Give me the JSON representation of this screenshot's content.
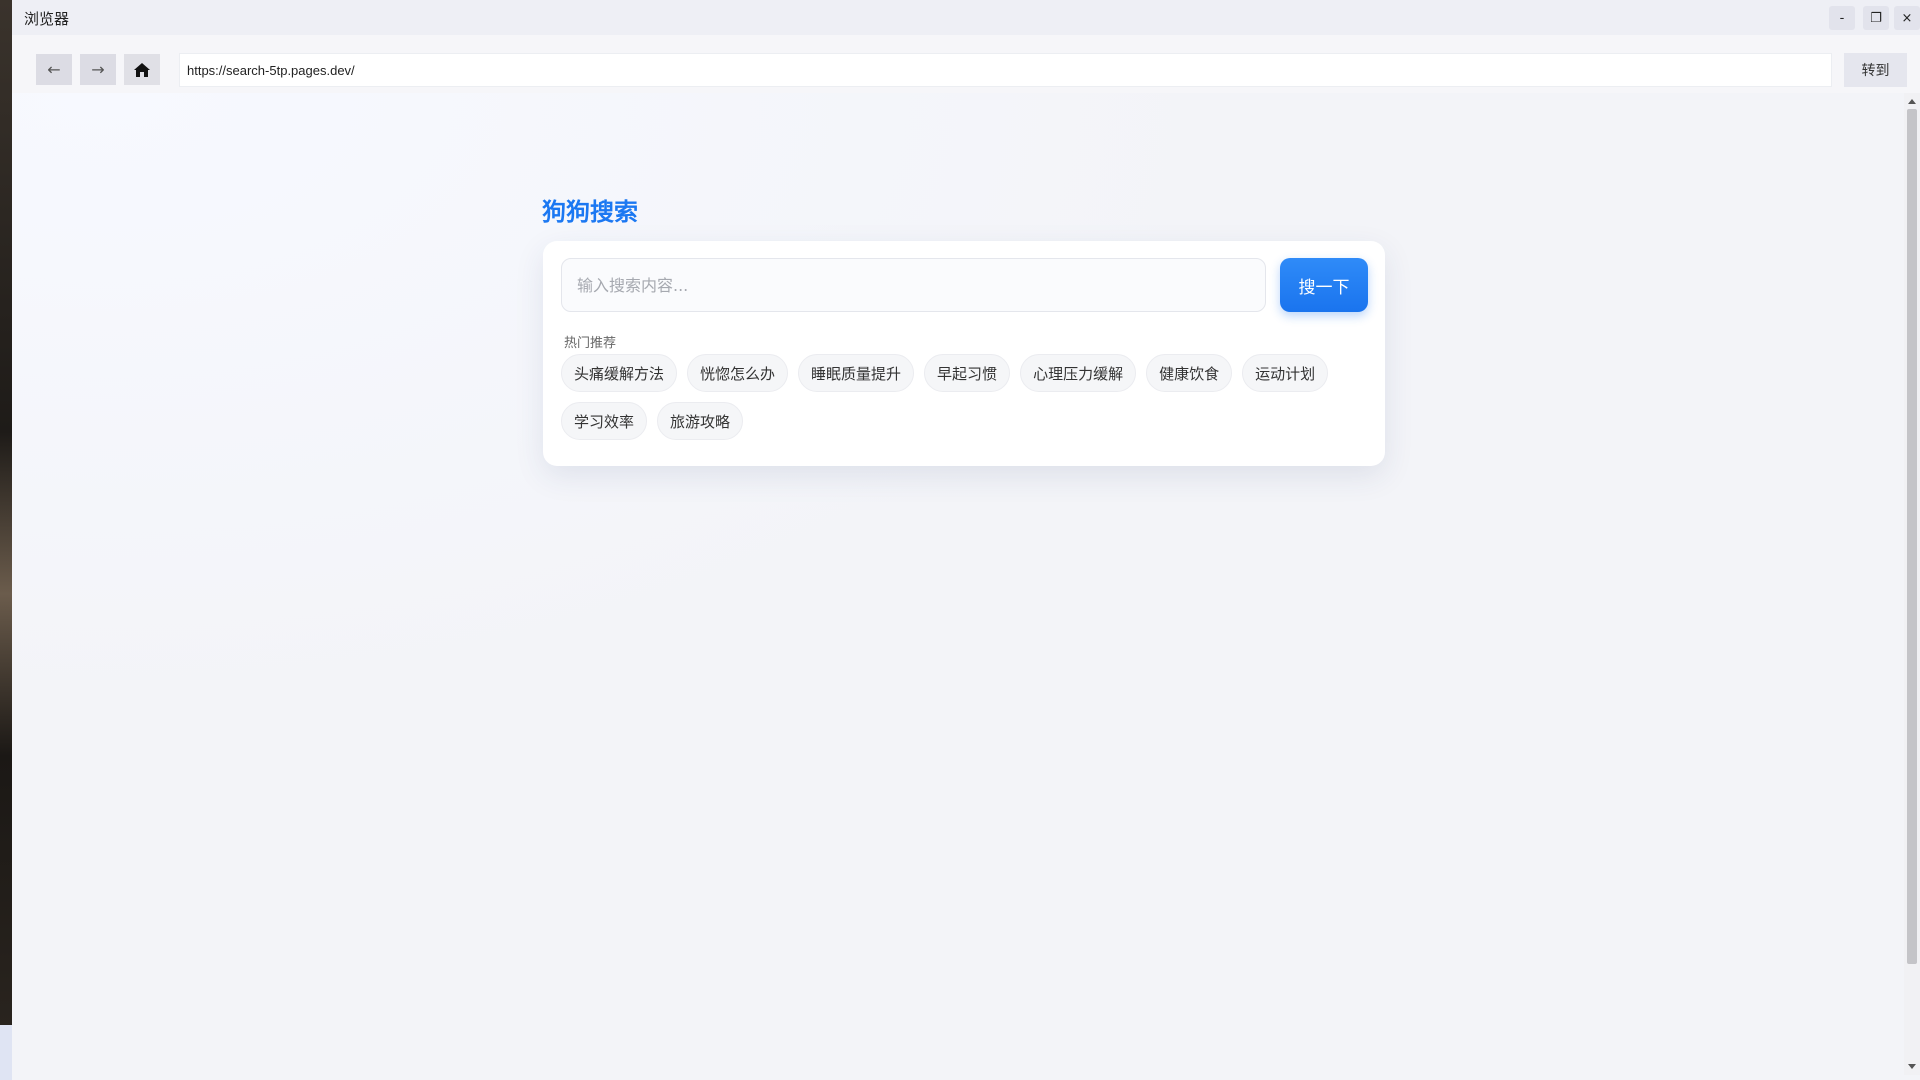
{
  "window": {
    "title": "浏览器",
    "minimize_label": "-",
    "maximize_label": "❐",
    "close_label": "×"
  },
  "nav": {
    "back_label": "←",
    "forward_label": "→",
    "url": "https://search-5tp.pages.dev/",
    "go_label": "转到"
  },
  "page": {
    "brand": "狗狗搜索",
    "search_placeholder": "输入搜索内容...",
    "search_button": "搜一下",
    "hot_label": "热门推荐",
    "hot_items": [
      "头痛缓解方法",
      "恍惚怎么办",
      "睡眠质量提升",
      "早起习惯",
      "心理压力缓解",
      "健康饮食",
      "运动计划",
      "学习效率",
      "旅游攻略"
    ]
  },
  "colors": {
    "accent": "#1b78f2",
    "background": "#f3f4f8"
  }
}
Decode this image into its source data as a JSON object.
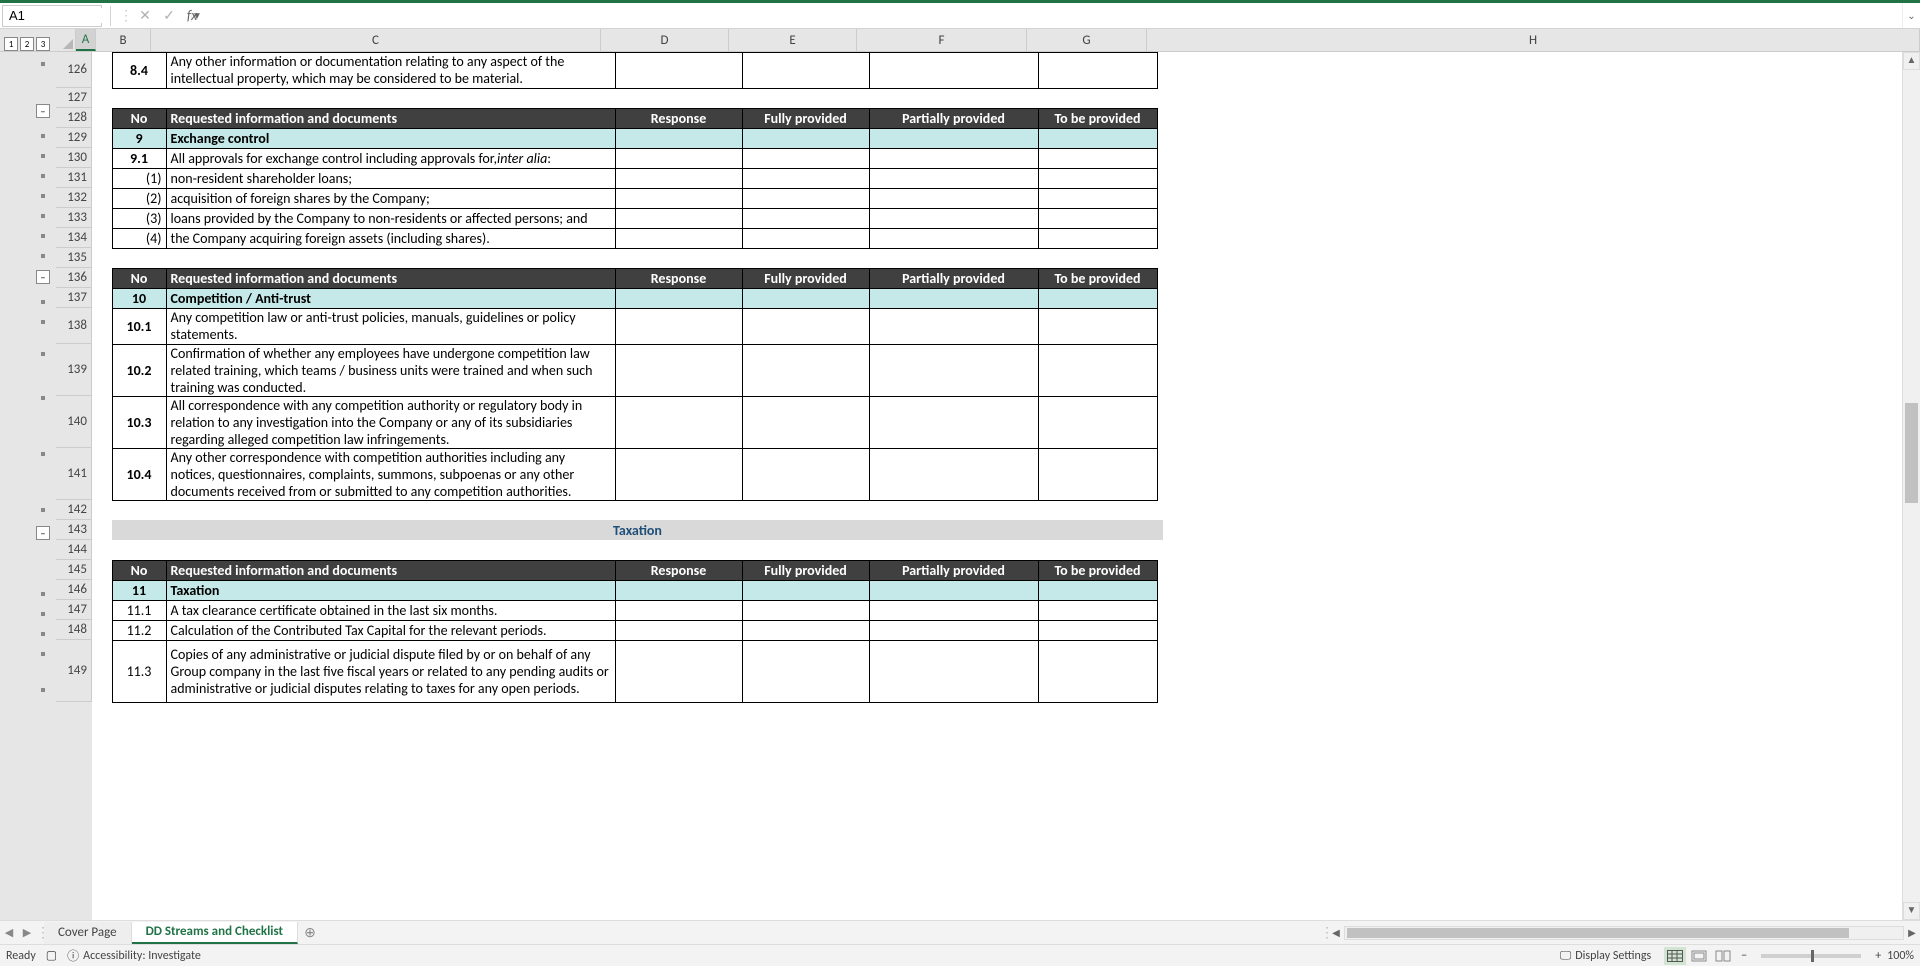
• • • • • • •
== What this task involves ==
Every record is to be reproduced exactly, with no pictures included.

== Exercise answer ==
Give me the JSON representation of this screenshot's content.
{
  "window": {
    "title": "浏览器",
    "minimize_label": "-",
    "maximize_label": "❐",
    "close_label": "×"
  },
  "nav": {
    "back_label": "←",
    "forward_label": "→",
    "url": "https://search-5tp.pages.dev/",
    "go_label": "转到"
  },
  "page": {
    "brand": "狗狗搜索",
    "search_placeholder": "输入搜索内容...",
    "search_button": "搜一下",
    "hot_label": "热门推荐",
    "hot_items": [
      "头痛缓解方法",
      "恍惚怎么办",
      "睡眠质量提升",
      "早起习惯",
      "心理压力缓解",
      "健康饮食",
      "运动计划",
      "学习效率",
      "旅游攻略"
    ]
  },
  "colors": {
    "accent": "#1b78f2",
    "background": "#f3f4f8"
  }
}
Decode this image into its source data as a JSON object.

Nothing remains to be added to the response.